--- Exercise prompt ---
The reply should be a single number: the count of lines below that contain the word "girl".

══════════════════════════════

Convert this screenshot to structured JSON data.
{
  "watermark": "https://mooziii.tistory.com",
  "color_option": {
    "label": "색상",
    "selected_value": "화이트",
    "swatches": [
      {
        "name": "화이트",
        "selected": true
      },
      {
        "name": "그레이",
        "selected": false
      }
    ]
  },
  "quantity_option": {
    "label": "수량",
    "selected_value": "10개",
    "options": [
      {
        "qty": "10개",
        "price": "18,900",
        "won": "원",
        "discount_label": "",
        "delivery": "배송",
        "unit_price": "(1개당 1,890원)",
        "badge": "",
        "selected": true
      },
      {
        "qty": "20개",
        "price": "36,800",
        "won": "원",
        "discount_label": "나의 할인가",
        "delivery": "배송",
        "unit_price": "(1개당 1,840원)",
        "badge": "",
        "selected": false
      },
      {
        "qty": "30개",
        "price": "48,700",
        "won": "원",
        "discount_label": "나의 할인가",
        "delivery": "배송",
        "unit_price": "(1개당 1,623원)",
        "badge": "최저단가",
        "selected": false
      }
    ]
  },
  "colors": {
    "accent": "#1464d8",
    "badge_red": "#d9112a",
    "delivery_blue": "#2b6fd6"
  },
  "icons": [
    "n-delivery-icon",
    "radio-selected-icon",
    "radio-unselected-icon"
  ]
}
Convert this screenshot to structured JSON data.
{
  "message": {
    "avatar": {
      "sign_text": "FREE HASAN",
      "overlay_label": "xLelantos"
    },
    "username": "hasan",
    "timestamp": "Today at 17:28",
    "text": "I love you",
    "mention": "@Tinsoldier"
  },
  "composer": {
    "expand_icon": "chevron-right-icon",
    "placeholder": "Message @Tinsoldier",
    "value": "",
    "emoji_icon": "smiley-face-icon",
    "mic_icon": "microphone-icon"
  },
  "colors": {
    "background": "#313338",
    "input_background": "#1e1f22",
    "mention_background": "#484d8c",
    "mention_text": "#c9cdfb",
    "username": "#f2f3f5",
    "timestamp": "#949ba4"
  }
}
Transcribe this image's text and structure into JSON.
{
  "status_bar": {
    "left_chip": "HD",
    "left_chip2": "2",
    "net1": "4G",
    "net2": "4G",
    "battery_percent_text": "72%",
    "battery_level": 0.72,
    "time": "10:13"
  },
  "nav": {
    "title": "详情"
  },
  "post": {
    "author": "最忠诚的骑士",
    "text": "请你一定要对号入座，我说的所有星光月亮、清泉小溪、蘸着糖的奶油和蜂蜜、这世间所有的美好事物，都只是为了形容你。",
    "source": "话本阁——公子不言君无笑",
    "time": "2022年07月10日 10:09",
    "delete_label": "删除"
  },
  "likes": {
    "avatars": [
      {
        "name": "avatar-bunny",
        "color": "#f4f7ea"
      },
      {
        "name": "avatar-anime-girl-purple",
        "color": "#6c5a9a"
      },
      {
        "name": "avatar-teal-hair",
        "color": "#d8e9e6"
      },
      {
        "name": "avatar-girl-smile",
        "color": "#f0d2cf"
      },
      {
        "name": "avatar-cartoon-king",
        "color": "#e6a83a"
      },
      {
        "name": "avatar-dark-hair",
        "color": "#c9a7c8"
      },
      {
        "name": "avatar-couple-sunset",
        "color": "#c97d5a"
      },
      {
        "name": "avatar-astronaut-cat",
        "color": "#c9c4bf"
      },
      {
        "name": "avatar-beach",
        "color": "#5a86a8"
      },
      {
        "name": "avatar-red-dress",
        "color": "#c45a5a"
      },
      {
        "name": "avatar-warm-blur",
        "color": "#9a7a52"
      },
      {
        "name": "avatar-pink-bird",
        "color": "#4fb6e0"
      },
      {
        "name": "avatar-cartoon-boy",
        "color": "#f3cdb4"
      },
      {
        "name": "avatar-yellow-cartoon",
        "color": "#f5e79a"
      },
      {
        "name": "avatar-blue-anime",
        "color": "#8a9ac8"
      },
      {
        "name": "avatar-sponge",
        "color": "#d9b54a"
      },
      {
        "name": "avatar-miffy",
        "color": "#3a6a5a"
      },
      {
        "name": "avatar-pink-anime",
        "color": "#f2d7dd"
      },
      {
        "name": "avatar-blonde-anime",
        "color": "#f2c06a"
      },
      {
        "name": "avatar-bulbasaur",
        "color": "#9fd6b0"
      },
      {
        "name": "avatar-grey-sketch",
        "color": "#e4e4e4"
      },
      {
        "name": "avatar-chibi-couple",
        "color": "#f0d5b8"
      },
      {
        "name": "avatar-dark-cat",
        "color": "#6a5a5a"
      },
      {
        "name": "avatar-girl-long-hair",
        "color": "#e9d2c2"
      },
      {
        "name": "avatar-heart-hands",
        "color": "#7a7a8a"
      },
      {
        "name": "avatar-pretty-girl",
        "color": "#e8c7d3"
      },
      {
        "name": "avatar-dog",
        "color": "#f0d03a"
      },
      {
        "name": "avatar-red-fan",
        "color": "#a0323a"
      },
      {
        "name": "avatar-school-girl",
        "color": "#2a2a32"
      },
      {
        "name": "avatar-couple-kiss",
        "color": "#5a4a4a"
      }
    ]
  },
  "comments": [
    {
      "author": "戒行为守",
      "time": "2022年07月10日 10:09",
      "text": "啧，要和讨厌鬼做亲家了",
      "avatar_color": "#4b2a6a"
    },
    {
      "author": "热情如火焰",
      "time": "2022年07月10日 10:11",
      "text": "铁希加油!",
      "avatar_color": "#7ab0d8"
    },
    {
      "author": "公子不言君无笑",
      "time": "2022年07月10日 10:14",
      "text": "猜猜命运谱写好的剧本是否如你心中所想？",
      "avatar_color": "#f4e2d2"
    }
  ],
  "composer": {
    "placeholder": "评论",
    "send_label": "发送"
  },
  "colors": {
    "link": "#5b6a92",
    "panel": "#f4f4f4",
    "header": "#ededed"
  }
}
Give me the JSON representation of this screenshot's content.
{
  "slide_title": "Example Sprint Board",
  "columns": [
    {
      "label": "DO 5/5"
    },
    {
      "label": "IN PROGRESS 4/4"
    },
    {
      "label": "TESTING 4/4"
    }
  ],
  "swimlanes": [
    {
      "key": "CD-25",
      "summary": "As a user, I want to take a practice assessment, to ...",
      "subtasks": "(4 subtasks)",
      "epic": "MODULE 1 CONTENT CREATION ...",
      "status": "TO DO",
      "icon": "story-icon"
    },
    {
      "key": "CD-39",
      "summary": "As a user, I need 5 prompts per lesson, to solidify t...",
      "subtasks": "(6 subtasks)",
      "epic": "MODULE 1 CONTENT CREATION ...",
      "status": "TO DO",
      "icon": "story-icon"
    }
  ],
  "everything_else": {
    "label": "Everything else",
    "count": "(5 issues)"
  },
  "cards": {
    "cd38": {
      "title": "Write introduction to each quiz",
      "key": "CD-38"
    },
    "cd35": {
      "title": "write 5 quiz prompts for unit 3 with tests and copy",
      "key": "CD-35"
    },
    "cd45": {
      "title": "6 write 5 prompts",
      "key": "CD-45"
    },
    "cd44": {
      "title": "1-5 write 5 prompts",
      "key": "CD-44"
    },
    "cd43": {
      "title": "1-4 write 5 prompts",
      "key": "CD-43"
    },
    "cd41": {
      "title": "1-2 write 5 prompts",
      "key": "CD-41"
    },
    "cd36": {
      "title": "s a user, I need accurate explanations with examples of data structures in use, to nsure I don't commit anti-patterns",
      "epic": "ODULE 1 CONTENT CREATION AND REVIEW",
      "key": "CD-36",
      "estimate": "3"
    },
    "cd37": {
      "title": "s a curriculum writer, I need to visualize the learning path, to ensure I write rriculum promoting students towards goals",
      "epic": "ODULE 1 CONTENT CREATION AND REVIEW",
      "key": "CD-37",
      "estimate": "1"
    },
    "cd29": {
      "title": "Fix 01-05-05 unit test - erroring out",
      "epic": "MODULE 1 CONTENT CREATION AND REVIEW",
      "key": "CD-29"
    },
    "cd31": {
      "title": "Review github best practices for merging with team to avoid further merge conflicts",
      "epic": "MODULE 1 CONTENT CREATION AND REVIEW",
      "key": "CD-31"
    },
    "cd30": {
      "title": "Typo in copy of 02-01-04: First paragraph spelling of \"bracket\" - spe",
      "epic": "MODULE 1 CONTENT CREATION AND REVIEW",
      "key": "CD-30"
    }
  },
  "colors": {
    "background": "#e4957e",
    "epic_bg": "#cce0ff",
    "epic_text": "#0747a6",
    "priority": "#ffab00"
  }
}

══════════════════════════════

--- Exercise answer ---
5